Lots of buzz about a new series from Image led me to pick up The Activity Volume 1 trade paperback by Nathan Edmondson and Mitch Gerads.
The evolution of global conflict necessitates the evolution of warfare to rise and meet the call. The United States’ latest, most advanced and most secret special operations group is hidden inside the INTELLIGENCE SUPPORT ACTIVITY. They are tasked with fixing botched operations, wielding bleeding-edge tech and planning and executing lethal action in the utmost secrecy.
This review has been hanging over me for weeks, since I finished the book. Everything is there for me to love The Activity: a covert government team sent around the world to quietly take care of situations the U.S. government deems needing attention. Lots of action tackling a variety of scenarios, varied and interesting; no getting bored with these missions. Yet when I look overall it comes down to one thing: this drama lacks drama.

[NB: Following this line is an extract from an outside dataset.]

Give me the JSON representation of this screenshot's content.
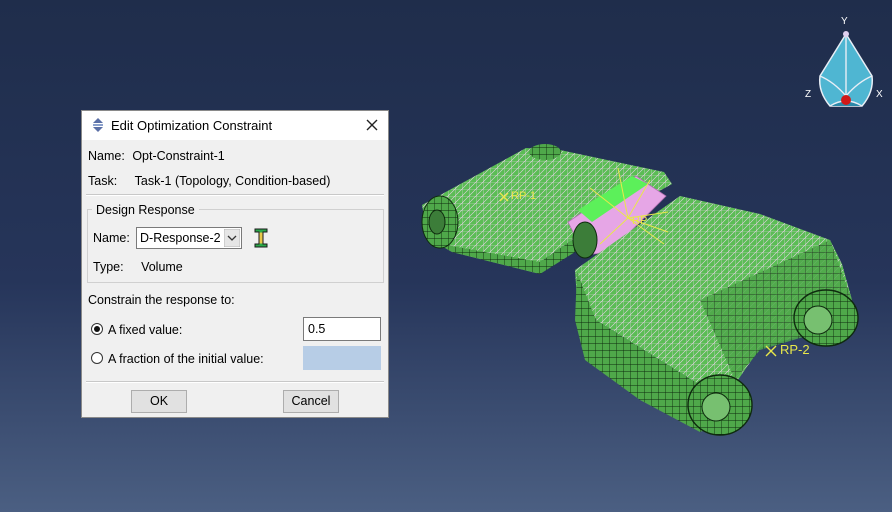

Let’s step back and give a little more to that statement. There’s a basic formula that follows each issue and mission presented: the team is given their orders, they perform the task and return home. The bulk of the story is the mission performance since that’s where the excitement and action take place. As readers we’re presented with that action sequence but it flows in a cinematic fashion instead of a comic book flow; the panels don’t present any edge of your seat tension and drama as the team just misses being spotted or avoids that bullet. That comes across in a few talking sequences where the art either doesn’t change or barely changes: works well on the screen but not so much in a comic.

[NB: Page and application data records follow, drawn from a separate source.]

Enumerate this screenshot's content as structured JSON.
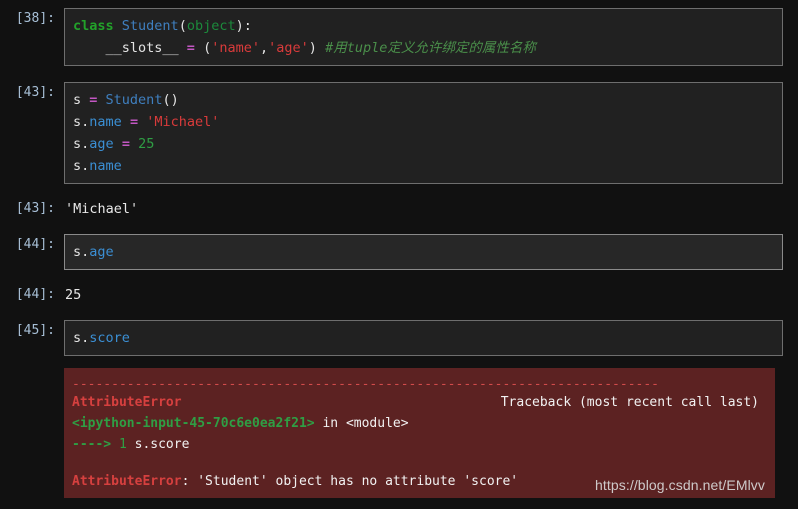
{
  "notebook": {
    "theme": {
      "page_background": "#111111",
      "cell_background": "#212121",
      "cell_background_focused": "#272727",
      "cell_border": "#6e6e6e",
      "error_background": "#5c2222",
      "prompt_color": "#a7bfd6",
      "keyword_color": "#22a12a",
      "class_color": "#3f7fbf",
      "builtin_color": "#1c8a3c",
      "operator_color": "#c457c4",
      "string_color": "#d93b3b",
      "number_color": "#2f9e44",
      "attribute_color": "#3b8fd4",
      "comment_color": "#4a8f4a",
      "error_name_color": "#d6403f"
    },
    "cells": [
      {
        "prompt": "[38]:",
        "type": "code",
        "focused": false,
        "lines": [
          [
            {
              "t": "class",
              "c": "kw"
            },
            {
              "t": " ",
              "c": "name"
            },
            {
              "t": "Student",
              "c": "cls"
            },
            {
              "t": "(",
              "c": "punc"
            },
            {
              "t": "object",
              "c": "builtin"
            },
            {
              "t": "):",
              "c": "punc"
            }
          ],
          [
            {
              "t": "    __slots__ ",
              "c": "name"
            },
            {
              "t": "=",
              "c": "op"
            },
            {
              "t": " ",
              "c": "name"
            },
            {
              "t": "(",
              "c": "punc"
            },
            {
              "t": "'name'",
              "c": "str"
            },
            {
              "t": ",",
              "c": "punc"
            },
            {
              "t": "'age'",
              "c": "str"
            },
            {
              "t": ")",
              "c": "punc"
            },
            {
              "t": " ",
              "c": "name"
            },
            {
              "t": "#用tuple定义允许绑定的属性名称",
              "c": "comment"
            }
          ]
        ]
      },
      {
        "prompt": "[43]:",
        "type": "code",
        "focused": false,
        "lines": [
          [
            {
              "t": "s ",
              "c": "name"
            },
            {
              "t": "=",
              "c": "op"
            },
            {
              "t": " ",
              "c": "name"
            },
            {
              "t": "Student",
              "c": "cls"
            },
            {
              "t": "()",
              "c": "punc"
            }
          ],
          [
            {
              "t": "s",
              "c": "name"
            },
            {
              "t": ".",
              "c": "punc"
            },
            {
              "t": "name",
              "c": "attr"
            },
            {
              "t": " ",
              "c": "name"
            },
            {
              "t": "=",
              "c": "op"
            },
            {
              "t": " ",
              "c": "name"
            },
            {
              "t": "'Michael'",
              "c": "str"
            }
          ],
          [
            {
              "t": "s",
              "c": "name"
            },
            {
              "t": ".",
              "c": "punc"
            },
            {
              "t": "age",
              "c": "attr"
            },
            {
              "t": " ",
              "c": "name"
            },
            {
              "t": "=",
              "c": "op"
            },
            {
              "t": " ",
              "c": "name"
            },
            {
              "t": "25",
              "c": "num"
            }
          ],
          [
            {
              "t": "s",
              "c": "name"
            },
            {
              "t": ".",
              "c": "punc"
            },
            {
              "t": "name",
              "c": "attr"
            }
          ]
        ]
      },
      {
        "prompt": "[43]:",
        "type": "output",
        "text": "'Michael'"
      },
      {
        "prompt": "[44]:",
        "type": "code",
        "focused": true,
        "lines": [
          [
            {
              "t": "s",
              "c": "name"
            },
            {
              "t": ".",
              "c": "punc"
            },
            {
              "t": "age",
              "c": "attr"
            }
          ]
        ]
      },
      {
        "prompt": "[44]:",
        "type": "output",
        "text": "25"
      },
      {
        "prompt": "[45]:",
        "type": "code",
        "focused": false,
        "lines": [
          [
            {
              "t": "s",
              "c": "name"
            },
            {
              "t": ".",
              "c": "punc"
            },
            {
              "t": "score",
              "c": "attr"
            }
          ]
        ]
      }
    ]
  },
  "traceback": {
    "rule": "---------------------------------------------------------------------------",
    "header_left": "AttributeError",
    "header_right": "Traceback (most recent call last)",
    "frame_file": "<ipython-input-45-70c6e0ea2f21>",
    "frame_in": " in ",
    "frame_scope": "<module>",
    "arrow": "----> ",
    "lineno": "1",
    "source": " s.score",
    "error_name": "AttributeError",
    "error_message": ": 'Student' object has no attribute 'score'"
  },
  "watermark": {
    "text": "https://blog.csdn.net/EMlvv"
  }
}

The Activity flows very well. We start with the characters and after a brief introduction it’s right into the fray. As we progress details and back history is given about the team: they become people and not just action cut-outs. It’s not all roses either; we’re treated to a failed mission from the way home told through flashbacks that really explores who these people are. A slow burn that draws the reader in and keeps them there. Dialogue fits with what we’ve come to expect from this type of story; it gets the job done.
With so much of The Activity taking place at night the art is a highlight of how to provide excellent detail and development with a darker palette. Colour steals the show here: it adapts and emphasizes in all the right places, from the red walls of a bar to the green and brown of a jungle. Even though a lot of panels have no backgrounds the colours presented behind the characters enrich the page.

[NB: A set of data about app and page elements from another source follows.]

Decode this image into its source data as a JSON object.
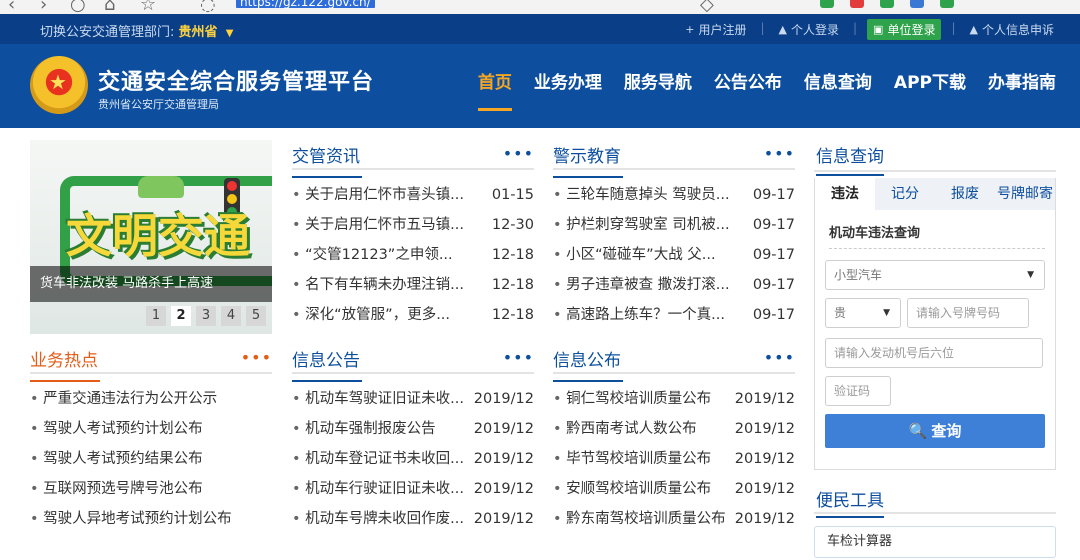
{
  "browser": {
    "url": "https://gz.122.gov.cn/",
    "ext_colors": [
      "#2fa34b",
      "#e33c3c",
      "#2fa34b",
      "#3a78d4",
      "#2fa34b"
    ]
  },
  "topbar": {
    "dept_label": "切换公安交通管理部门:",
    "province": "贵州省",
    "links": [
      {
        "label": "用户注册",
        "icon": "plus-icon",
        "glyph": "+"
      },
      {
        "label": "个人登录",
        "icon": "user-icon",
        "glyph": "▲"
      },
      {
        "label": "单位登录",
        "icon": "building-icon",
        "glyph": "▣"
      },
      {
        "label": "个人信息申诉",
        "icon": "user-icon",
        "glyph": "▲"
      }
    ]
  },
  "header": {
    "title": "交通安全综合服务管理平台",
    "subtitle": "贵州省公安厅交通管理局",
    "nav": [
      "首页",
      "业务办理",
      "服务导航",
      "公告公布",
      "信息查询",
      "APP下载",
      "办事指南"
    ]
  },
  "carousel": {
    "caption": "货车非法改装 马路杀手上高速",
    "banner_text": "文明交通",
    "pages": [
      "1",
      "2",
      "3",
      "4",
      "5"
    ],
    "active_page": "2"
  },
  "business_hot": {
    "title": "业务热点",
    "more": "•••",
    "items": [
      "严重交通违法行为公开公示",
      "驾驶人考试预约计划公布",
      "驾驶人考试预约结果公布",
      "互联网预选号牌号池公布",
      "驾驶人异地考试预约计划公布"
    ]
  },
  "traffic_news": {
    "title": "交管资讯",
    "more": "•••",
    "items": [
      {
        "t": "关于启用仁怀市喜头镇...",
        "d": "01-15"
      },
      {
        "t": "关于启用仁怀市五马镇...",
        "d": "12-30"
      },
      {
        "t": "“交管12123”之申领...",
        "d": "12-18"
      },
      {
        "t": "名下有车辆未办理注销...",
        "d": "12-18"
      },
      {
        "t": "深化“放管服”，更多...",
        "d": "12-18"
      }
    ]
  },
  "warning_edu": {
    "title": "警示教育",
    "more": "•••",
    "items": [
      {
        "t": "三轮车随意掉头 驾驶员...",
        "d": "09-17"
      },
      {
        "t": "护栏刺穿驾驶室 司机被...",
        "d": "09-17"
      },
      {
        "t": "小区“碰碰车”大战 父...",
        "d": "09-17"
      },
      {
        "t": "男子违章被查 撒泼打滚...",
        "d": "09-17"
      },
      {
        "t": "高速路上练车？一个真...",
        "d": "09-17"
      }
    ]
  },
  "info_notice": {
    "title": "信息公告",
    "more": "•••",
    "items": [
      {
        "t": "机动车驾驶证旧证未收...",
        "d": "2019/12"
      },
      {
        "t": "机动车强制报废公告",
        "d": "2019/12"
      },
      {
        "t": "机动车登记证书未收回...",
        "d": "2019/12"
      },
      {
        "t": "机动车行驶证旧证未收...",
        "d": "2019/12"
      },
      {
        "t": "机动车号牌未收回作废...",
        "d": "2019/12"
      }
    ]
  },
  "info_publish": {
    "title": "信息公布",
    "more": "•••",
    "items": [
      {
        "t": "铜仁驾校培训质量公布",
        "d": "2019/12"
      },
      {
        "t": "黔西南考试人数公布",
        "d": "2019/12"
      },
      {
        "t": "毕节驾校培训质量公布",
        "d": "2019/12"
      },
      {
        "t": "安顺驾校培训质量公布",
        "d": "2019/12"
      },
      {
        "t": "黔东南驾校培训质量公布",
        "d": "2019/12"
      }
    ]
  },
  "query": {
    "title": "信息查询",
    "tabs": [
      "违法",
      "记分",
      "报废",
      "号牌邮寄"
    ],
    "subtitle": "机动车违法查询",
    "vehicle_type": "小型汽车",
    "plate_prefix": "贵",
    "plate_placeholder": "请输入号牌号码",
    "engine_placeholder": "请输入发动机号后六位",
    "captcha_placeholder": "验证码",
    "button": "查询"
  },
  "tools": {
    "title": "便民工具",
    "items": [
      "车检计算器"
    ]
  }
}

For extras we’re treated to a flow chart of characters and a glossary of terms; not your ordinary trade paperback material. The Activity is billed as Espionage/Thriller and delivers strongly on the first but lacks on the second. At $13 a solid value with opportunities for multiple reads.
Originally published at Comic Book Daily.